TASK TO CARRY OUT — Below are some records; repeat them all exactly, minus the pictures.

Collected data entries:
☆ ☆ ☆ ☆ ☆

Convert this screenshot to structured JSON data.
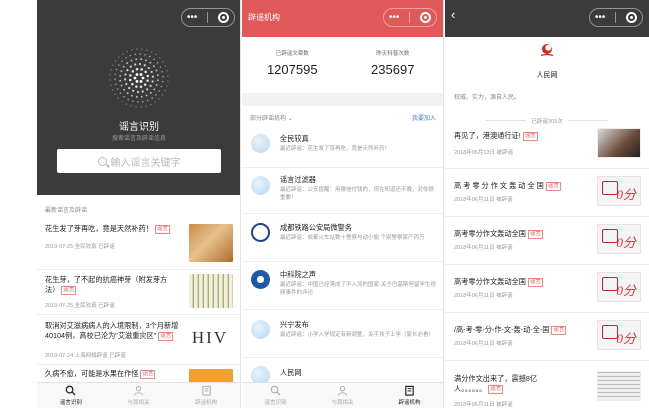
{
  "panel1": {
    "title": "谣言识别",
    "subtitle": "搜索谣言及辟谣信息",
    "search_placeholder": "输入谣言关键字",
    "section": "最新谣言及辟谣",
    "items": [
      {
        "title": "花生发了芽再吃，竟是天然补药！",
        "tag": "谣言",
        "meta": "2019-07-25 全民较真 已辟谣"
      },
      {
        "title": "花生芽，了不起的抗癌神芽（附发芽方法）",
        "tag": "谣言",
        "meta": "2019-07-25 全民较真 已辟谣"
      },
      {
        "title": "取消对艾滋病病人的入境限制，3个月新增40104例，高校已沦为\"艾滋重灾区\"",
        "tag": "谣言",
        "meta": "2019-07-24 上海网络辟谣 已辟谣"
      },
      {
        "title": "久病不愈，可能是水果在作怪",
        "tag": "谣言",
        "meta": ""
      }
    ],
    "tabs": [
      "谣言识别",
      "与我相关",
      "辟谣机构"
    ]
  },
  "panel2": {
    "title": "辟谣机构",
    "stat1_label": "已辟谣文章数",
    "stat1_value": "1207595",
    "stat2_label": "昨天科普次数",
    "stat2_value": "235697",
    "section": "部分辟谣机构",
    "join": "我要加入",
    "orgs": [
      {
        "name": "全民较真",
        "desc": "最近辟谣：花生发了芽再吃，竟是天然补药！"
      },
      {
        "name": "谣言过滤器",
        "desc": "最近辟谣：公安提醒：用微信付钱的，现在知道还不晚，对你很重要！"
      },
      {
        "name": "成都铁路公安局微警务",
        "desc": "最近辟谣：成都火车站数十警察与动小偷 个别警察家产丙万"
      },
      {
        "name": "中科院之声",
        "desc": "最近辟谣：中国已经落成了不入流的国家-关于巴基斯坦留学生视频事件的评论"
      },
      {
        "name": "兴宁发布",
        "desc": "最近辟谣：小学入学规定有新调整，关乎孩子上学（家长必看）"
      },
      {
        "name": "人民网",
        "desc": ""
      }
    ],
    "tabs": [
      "谣言识别",
      "与我相关",
      "辟谣机构"
    ]
  },
  "panel3": {
    "name": "人民网",
    "slogan": "权威、实力，源自人民。",
    "count": "已辟谣303次",
    "articles": [
      {
        "title": "再见了，港澳通行证!",
        "tag": "谣言",
        "meta": "2018年06月13日 被辟谣"
      },
      {
        "title": "高 考 零 分 作 文 轰 动 全 国",
        "tag": "谣言",
        "meta": "2018年06月11日 被辟谣"
      },
      {
        "title": "高考零分作文轰动全国",
        "tag": "谣言",
        "meta": "2018年06月11日 被辟谣"
      },
      {
        "title": "高考零分作文轰动全国",
        "tag": "谣言",
        "meta": "2018年06月11日 被辟谣"
      },
      {
        "title": "/高-考-零-分-作-文-轰-动-全-国",
        "tag": "谣言",
        "meta": "2018年06月11日 被辟谣"
      },
      {
        "title": "满分作文出来了，震撼8亿人。。。。。。",
        "tag": "谣言",
        "meta": "2018年06月11日 被辟谣"
      }
    ]
  },
  "capsule_dots": "•••",
  "back_symbol": "‹",
  "hiv_text": "HIV",
  "thumb_text": "0分"
}
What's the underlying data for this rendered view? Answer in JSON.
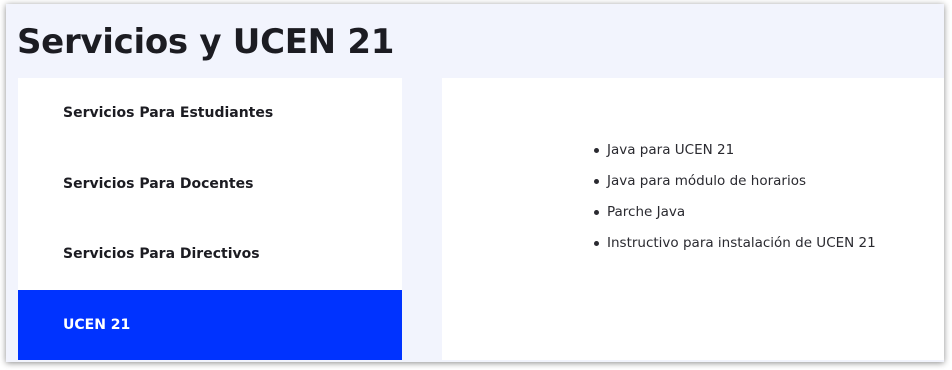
{
  "page": {
    "title": "Servicios y UCEN 21"
  },
  "sidebar": {
    "items": [
      {
        "label": "Servicios Para Estudiantes",
        "active": false
      },
      {
        "label": "Servicios Para Docentes",
        "active": false
      },
      {
        "label": "Servicios Para Directivos",
        "active": false
      },
      {
        "label": "UCEN 21",
        "active": true
      }
    ]
  },
  "content": {
    "links": [
      "Java para UCEN 21",
      "Java para módulo de horarios",
      "Parche Java",
      "Instructivo para instalación de UCEN 21"
    ]
  },
  "colors": {
    "page_background": "#f2f4fd",
    "active_tab": "#0033ff",
    "text": "#1c1c22"
  }
}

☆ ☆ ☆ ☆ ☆

RESPONSE TO THE TASK —
Convert this screenshot to structured JSON data.
{
  "panel1": {
    "title": "谣言识别",
    "subtitle": "搜索谣言及辟谣信息",
    "search_placeholder": "输入谣言关键字",
    "section": "最新谣言及辟谣",
    "items": [
      {
        "title": "花生发了芽再吃，竟是天然补药！",
        "tag": "谣言",
        "meta": "2019-07-25 全民较真 已辟谣"
      },
      {
        "title": "花生芽，了不起的抗癌神芽（附发芽方法）",
        "tag": "谣言",
        "meta": "2019-07-25 全民较真 已辟谣"
      },
      {
        "title": "取消对艾滋病病人的入境限制，3个月新增40104例，高校已沦为\"艾滋重灾区\"",
        "tag": "谣言",
        "meta": "2019-07-24 上海网络辟谣 已辟谣"
      },
      {
        "title": "久病不愈，可能是水果在作怪",
        "tag": "谣言",
        "meta": ""
      }
    ],
    "tabs": [
      "谣言识别",
      "与我相关",
      "辟谣机构"
    ]
  },
  "panel2": {
    "title": "辟谣机构",
    "stat1_label": "已辟谣文章数",
    "stat1_value": "1207595",
    "stat2_label": "昨天科普次数",
    "stat2_value": "235697",
    "section": "部分辟谣机构",
    "join": "我要加入",
    "orgs": [
      {
        "name": "全民较真",
        "desc": "最近辟谣：花生发了芽再吃，竟是天然补药！"
      },
      {
        "name": "谣言过滤器",
        "desc": "最近辟谣：公安提醒：用微信付钱的，现在知道还不晚，对你很重要！"
      },
      {
        "name": "成都铁路公安局微警务",
        "desc": "最近辟谣：成都火车站数十警察与动小偷 个别警察家产丙万"
      },
      {
        "name": "中科院之声",
        "desc": "最近辟谣：中国已经落成了不入流的国家-关于巴基斯坦留学生视频事件的评论"
      },
      {
        "name": "兴宁发布",
        "desc": "最近辟谣：小学入学规定有新调整，关乎孩子上学（家长必看）"
      },
      {
        "name": "人民网",
        "desc": ""
      }
    ],
    "tabs": [
      "谣言识别",
      "与我相关",
      "辟谣机构"
    ]
  },
  "panel3": {
    "name": "人民网",
    "slogan": "权威、实力，源自人民。",
    "count": "已辟谣303次",
    "articles": [
      {
        "title": "再见了，港澳通行证!",
        "tag": "谣言",
        "meta": "2018年06月13日 被辟谣"
      },
      {
        "title": "高 考 零 分 作 文 轰 动 全 国",
        "tag": "谣言",
        "meta": "2018年06月11日 被辟谣"
      },
      {
        "title": "高考零分作文轰动全国",
        "tag": "谣言",
        "meta": "2018年06月11日 被辟谣"
      },
      {
        "title": "高考零分作文轰动全国",
        "tag": "谣言",
        "meta": "2018年06月11日 被辟谣"
      },
      {
        "title": "/高-考-零-分-作-文-轰-动-全-国",
        "tag": "谣言",
        "meta": "2018年06月11日 被辟谣"
      },
      {
        "title": "满分作文出来了，震撼8亿人。。。。。。",
        "tag": "谣言",
        "meta": "2018年06月11日 被辟谣"
      }
    ]
  },
  "capsule_dots": "•••",
  "back_symbol": "‹",
  "hiv_text": "HIV",
  "thumb_text": "0分"
}
What's the underlying data for this rendered view? Answer in JSON.
{
  "page": {
    "title": "Servicios y UCEN 21"
  },
  "sidebar": {
    "items": [
      {
        "label": "Servicios Para Estudiantes",
        "active": false
      },
      {
        "label": "Servicios Para Docentes",
        "active": false
      },
      {
        "label": "Servicios Para Directivos",
        "active": false
      },
      {
        "label": "UCEN 21",
        "active": true
      }
    ]
  },
  "content": {
    "links": [
      "Java para UCEN 21",
      "Java para módulo de horarios",
      "Parche Java",
      "Instructivo para instalación de UCEN 21"
    ]
  },
  "colors": {
    "page_background": "#f2f4fd",
    "active_tab": "#0033ff",
    "text": "#1c1c22"
  }
}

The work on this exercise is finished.